The problem ▸
From the records below, take each line where the string "Hyper" shows up and copy it.

The data ▸
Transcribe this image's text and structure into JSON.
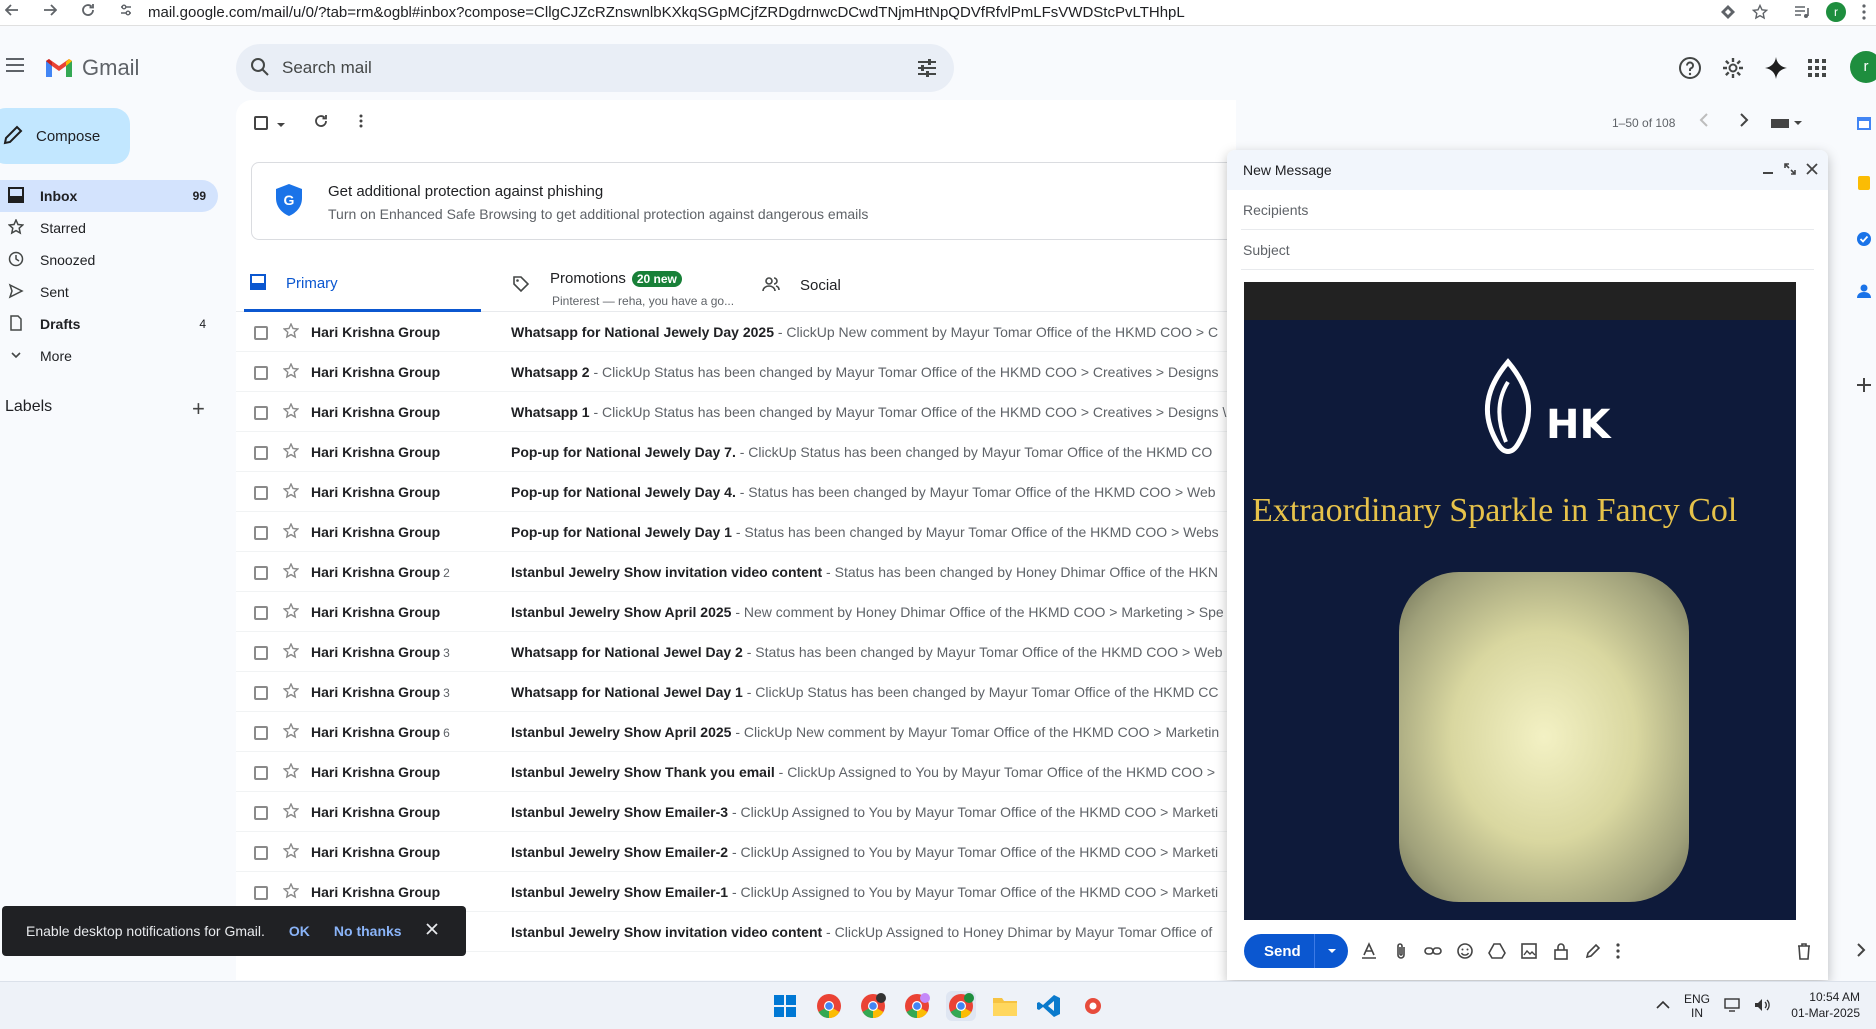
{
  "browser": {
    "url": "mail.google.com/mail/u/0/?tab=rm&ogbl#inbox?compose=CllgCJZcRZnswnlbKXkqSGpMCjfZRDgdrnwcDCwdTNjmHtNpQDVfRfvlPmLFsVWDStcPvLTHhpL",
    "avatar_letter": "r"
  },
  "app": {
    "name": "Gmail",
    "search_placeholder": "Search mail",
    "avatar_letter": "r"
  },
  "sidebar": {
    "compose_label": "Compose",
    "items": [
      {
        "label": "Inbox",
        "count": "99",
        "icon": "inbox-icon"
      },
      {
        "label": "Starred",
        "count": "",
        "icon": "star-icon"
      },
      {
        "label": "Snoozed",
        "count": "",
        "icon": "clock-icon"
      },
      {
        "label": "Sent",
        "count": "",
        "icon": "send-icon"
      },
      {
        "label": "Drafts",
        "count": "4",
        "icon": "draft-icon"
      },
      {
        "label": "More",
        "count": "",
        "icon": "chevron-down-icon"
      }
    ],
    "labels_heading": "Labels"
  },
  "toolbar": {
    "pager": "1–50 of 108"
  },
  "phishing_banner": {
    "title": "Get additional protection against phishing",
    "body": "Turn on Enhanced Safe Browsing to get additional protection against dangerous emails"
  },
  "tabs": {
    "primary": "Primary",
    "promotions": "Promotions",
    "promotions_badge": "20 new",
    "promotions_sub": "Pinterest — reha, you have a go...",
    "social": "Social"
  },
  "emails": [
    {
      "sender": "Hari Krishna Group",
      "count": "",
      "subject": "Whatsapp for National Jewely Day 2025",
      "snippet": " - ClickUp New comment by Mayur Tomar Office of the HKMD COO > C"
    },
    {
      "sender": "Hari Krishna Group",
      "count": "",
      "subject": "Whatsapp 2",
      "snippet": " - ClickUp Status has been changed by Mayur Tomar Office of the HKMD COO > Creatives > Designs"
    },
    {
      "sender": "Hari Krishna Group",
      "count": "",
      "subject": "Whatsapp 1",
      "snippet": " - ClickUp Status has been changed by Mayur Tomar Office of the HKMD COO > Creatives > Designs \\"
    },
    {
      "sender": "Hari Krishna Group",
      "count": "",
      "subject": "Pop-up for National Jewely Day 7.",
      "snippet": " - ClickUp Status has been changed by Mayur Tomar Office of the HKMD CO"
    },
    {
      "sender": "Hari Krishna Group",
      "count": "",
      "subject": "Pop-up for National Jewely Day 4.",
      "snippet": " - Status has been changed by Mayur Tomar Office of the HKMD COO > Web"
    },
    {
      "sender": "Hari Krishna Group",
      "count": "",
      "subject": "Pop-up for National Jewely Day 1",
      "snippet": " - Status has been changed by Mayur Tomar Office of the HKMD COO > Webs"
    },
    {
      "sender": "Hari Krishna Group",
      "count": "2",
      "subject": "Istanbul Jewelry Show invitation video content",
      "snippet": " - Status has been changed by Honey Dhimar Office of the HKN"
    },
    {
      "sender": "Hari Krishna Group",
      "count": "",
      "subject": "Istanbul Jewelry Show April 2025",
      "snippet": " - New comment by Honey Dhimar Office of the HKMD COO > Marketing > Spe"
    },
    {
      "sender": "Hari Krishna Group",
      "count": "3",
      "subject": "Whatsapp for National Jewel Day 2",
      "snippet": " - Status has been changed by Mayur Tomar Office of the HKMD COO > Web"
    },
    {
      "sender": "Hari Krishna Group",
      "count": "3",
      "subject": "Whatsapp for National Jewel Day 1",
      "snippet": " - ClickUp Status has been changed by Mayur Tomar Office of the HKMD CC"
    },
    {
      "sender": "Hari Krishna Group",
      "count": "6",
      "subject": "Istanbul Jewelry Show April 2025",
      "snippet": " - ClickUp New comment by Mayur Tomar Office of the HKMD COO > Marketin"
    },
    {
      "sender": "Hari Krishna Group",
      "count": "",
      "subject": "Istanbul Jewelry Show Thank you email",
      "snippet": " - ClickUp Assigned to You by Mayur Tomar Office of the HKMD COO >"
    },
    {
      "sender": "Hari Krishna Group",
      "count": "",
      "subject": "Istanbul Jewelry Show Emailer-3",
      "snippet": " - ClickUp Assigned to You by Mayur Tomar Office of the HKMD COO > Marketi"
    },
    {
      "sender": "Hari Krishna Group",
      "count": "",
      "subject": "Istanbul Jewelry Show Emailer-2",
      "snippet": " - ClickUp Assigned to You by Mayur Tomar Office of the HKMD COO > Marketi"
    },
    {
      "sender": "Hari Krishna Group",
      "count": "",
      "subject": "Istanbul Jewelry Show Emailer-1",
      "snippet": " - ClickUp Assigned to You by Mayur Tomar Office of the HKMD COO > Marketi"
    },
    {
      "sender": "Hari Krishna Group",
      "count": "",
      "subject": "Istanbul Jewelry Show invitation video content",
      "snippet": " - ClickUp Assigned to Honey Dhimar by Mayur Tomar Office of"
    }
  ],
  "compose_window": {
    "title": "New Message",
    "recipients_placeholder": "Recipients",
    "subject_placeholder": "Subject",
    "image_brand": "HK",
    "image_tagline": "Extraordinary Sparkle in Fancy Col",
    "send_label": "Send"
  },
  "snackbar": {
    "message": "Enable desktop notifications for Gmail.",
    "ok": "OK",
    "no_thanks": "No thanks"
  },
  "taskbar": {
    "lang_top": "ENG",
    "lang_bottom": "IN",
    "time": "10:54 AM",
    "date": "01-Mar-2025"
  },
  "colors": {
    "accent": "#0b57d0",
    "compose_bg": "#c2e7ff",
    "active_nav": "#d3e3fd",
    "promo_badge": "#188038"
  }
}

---

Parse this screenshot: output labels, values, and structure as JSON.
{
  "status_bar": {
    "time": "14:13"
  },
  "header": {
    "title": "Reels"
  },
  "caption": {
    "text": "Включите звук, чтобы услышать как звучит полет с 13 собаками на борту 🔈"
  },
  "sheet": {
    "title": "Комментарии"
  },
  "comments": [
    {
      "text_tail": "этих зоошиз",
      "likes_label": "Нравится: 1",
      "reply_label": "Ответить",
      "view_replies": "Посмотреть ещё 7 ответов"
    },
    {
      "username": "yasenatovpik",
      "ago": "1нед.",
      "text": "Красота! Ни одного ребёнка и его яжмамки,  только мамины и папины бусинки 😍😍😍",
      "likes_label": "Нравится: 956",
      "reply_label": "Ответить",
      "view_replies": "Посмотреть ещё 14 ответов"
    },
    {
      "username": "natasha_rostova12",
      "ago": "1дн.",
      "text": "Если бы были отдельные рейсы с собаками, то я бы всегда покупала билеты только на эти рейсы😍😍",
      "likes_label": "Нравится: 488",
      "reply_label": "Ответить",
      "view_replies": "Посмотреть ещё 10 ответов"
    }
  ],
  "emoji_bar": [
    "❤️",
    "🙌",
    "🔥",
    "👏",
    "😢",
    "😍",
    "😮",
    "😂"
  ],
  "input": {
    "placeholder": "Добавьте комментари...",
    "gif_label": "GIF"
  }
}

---

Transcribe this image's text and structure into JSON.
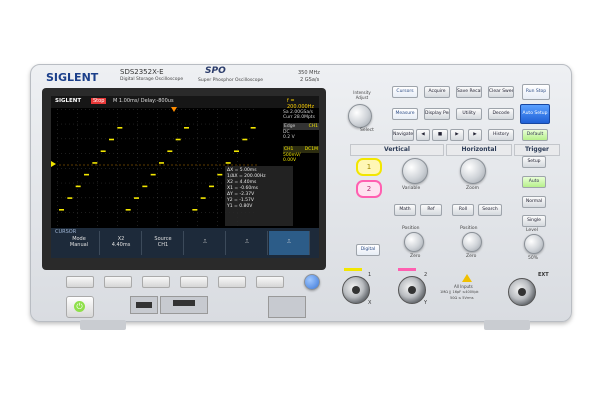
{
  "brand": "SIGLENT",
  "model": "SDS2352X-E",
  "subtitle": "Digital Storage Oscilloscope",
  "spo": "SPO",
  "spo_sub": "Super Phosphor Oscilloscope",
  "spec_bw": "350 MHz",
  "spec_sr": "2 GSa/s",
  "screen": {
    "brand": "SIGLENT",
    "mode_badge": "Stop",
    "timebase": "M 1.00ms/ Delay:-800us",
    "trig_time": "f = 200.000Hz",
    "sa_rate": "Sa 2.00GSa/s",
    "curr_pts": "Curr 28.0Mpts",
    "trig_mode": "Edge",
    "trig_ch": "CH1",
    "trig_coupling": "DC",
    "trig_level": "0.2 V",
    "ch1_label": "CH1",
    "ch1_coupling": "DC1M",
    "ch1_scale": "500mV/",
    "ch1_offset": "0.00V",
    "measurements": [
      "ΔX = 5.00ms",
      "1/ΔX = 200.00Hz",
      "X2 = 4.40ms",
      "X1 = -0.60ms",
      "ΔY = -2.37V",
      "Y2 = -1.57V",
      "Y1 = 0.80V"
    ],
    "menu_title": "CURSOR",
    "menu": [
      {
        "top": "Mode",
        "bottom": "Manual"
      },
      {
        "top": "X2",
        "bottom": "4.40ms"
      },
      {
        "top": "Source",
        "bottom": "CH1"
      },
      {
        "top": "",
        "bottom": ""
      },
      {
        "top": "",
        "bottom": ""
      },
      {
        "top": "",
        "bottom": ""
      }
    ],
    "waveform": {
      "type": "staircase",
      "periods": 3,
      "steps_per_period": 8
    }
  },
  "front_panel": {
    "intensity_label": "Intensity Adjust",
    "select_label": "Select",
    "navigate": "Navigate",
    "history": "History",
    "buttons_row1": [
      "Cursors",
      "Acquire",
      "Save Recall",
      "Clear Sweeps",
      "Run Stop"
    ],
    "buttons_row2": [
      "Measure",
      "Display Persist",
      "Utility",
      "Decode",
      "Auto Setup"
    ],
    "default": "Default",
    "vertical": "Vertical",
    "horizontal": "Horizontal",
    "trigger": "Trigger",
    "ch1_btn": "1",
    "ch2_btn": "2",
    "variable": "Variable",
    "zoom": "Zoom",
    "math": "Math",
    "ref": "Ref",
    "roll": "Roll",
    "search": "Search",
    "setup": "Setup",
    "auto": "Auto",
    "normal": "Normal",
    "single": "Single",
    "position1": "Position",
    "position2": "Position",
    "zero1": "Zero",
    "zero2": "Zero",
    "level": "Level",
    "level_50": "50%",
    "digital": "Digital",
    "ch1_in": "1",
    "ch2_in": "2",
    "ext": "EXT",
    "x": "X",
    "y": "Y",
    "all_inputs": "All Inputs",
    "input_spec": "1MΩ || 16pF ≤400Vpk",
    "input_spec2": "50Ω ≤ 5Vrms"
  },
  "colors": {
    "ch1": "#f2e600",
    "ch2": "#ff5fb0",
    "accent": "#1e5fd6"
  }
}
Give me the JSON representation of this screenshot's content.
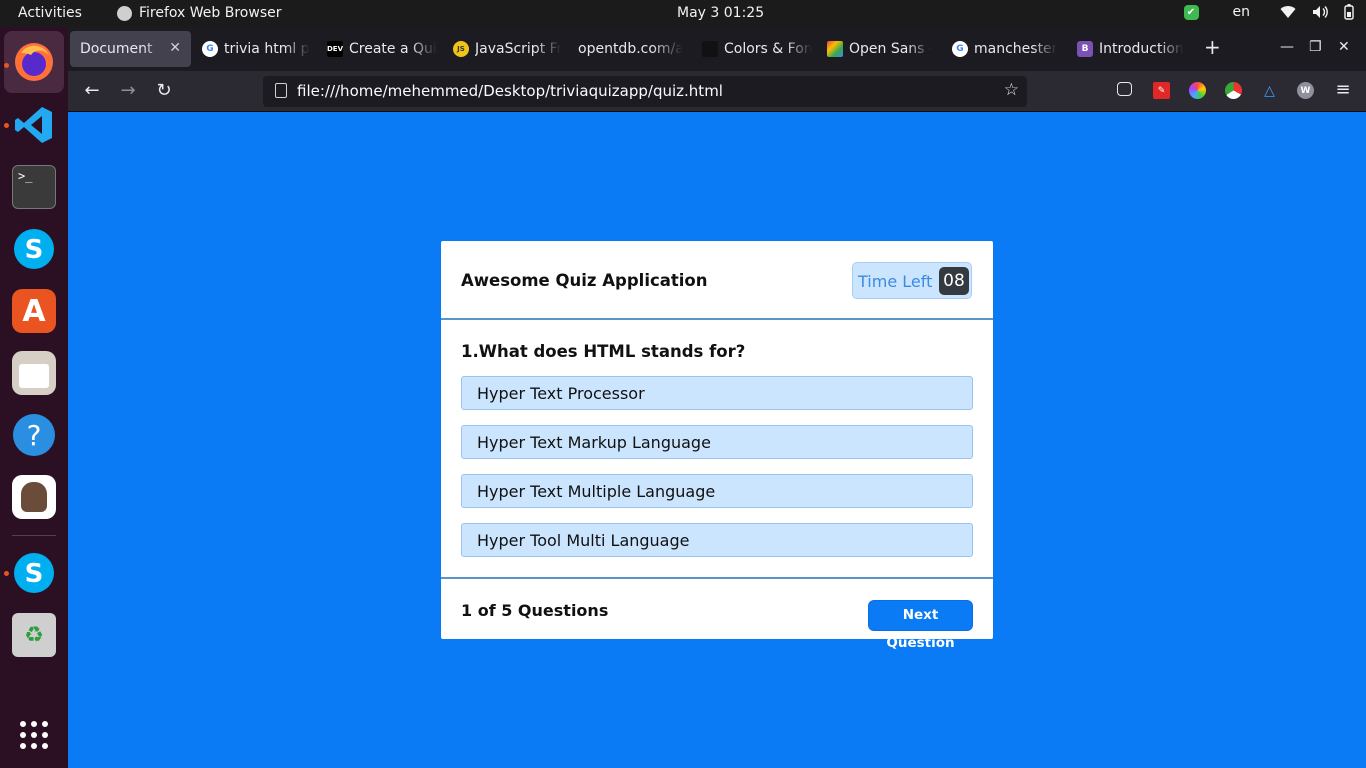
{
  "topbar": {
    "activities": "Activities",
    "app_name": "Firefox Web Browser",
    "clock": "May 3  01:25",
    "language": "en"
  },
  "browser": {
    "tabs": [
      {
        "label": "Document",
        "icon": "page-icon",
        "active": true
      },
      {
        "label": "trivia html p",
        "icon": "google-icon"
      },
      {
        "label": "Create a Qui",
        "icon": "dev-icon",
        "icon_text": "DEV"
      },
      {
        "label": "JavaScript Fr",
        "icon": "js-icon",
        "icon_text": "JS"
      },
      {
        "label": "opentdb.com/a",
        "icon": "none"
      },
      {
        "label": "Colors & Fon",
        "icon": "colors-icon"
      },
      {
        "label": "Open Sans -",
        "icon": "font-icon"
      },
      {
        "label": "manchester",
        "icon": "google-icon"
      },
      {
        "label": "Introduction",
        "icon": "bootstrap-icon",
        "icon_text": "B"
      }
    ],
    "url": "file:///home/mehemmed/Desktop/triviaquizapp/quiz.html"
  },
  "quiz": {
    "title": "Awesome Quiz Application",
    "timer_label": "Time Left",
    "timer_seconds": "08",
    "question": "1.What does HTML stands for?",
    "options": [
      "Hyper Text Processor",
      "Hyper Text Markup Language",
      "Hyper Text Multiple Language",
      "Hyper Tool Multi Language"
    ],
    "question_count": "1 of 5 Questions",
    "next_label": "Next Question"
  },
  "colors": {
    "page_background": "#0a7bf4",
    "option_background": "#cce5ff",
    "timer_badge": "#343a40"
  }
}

Your solution ▸
      "Hyper Text Processor",
      "Hyper Text Markup Language",
      "Hyper Text Multiple Language",
      "Hyper Tool Multi Language"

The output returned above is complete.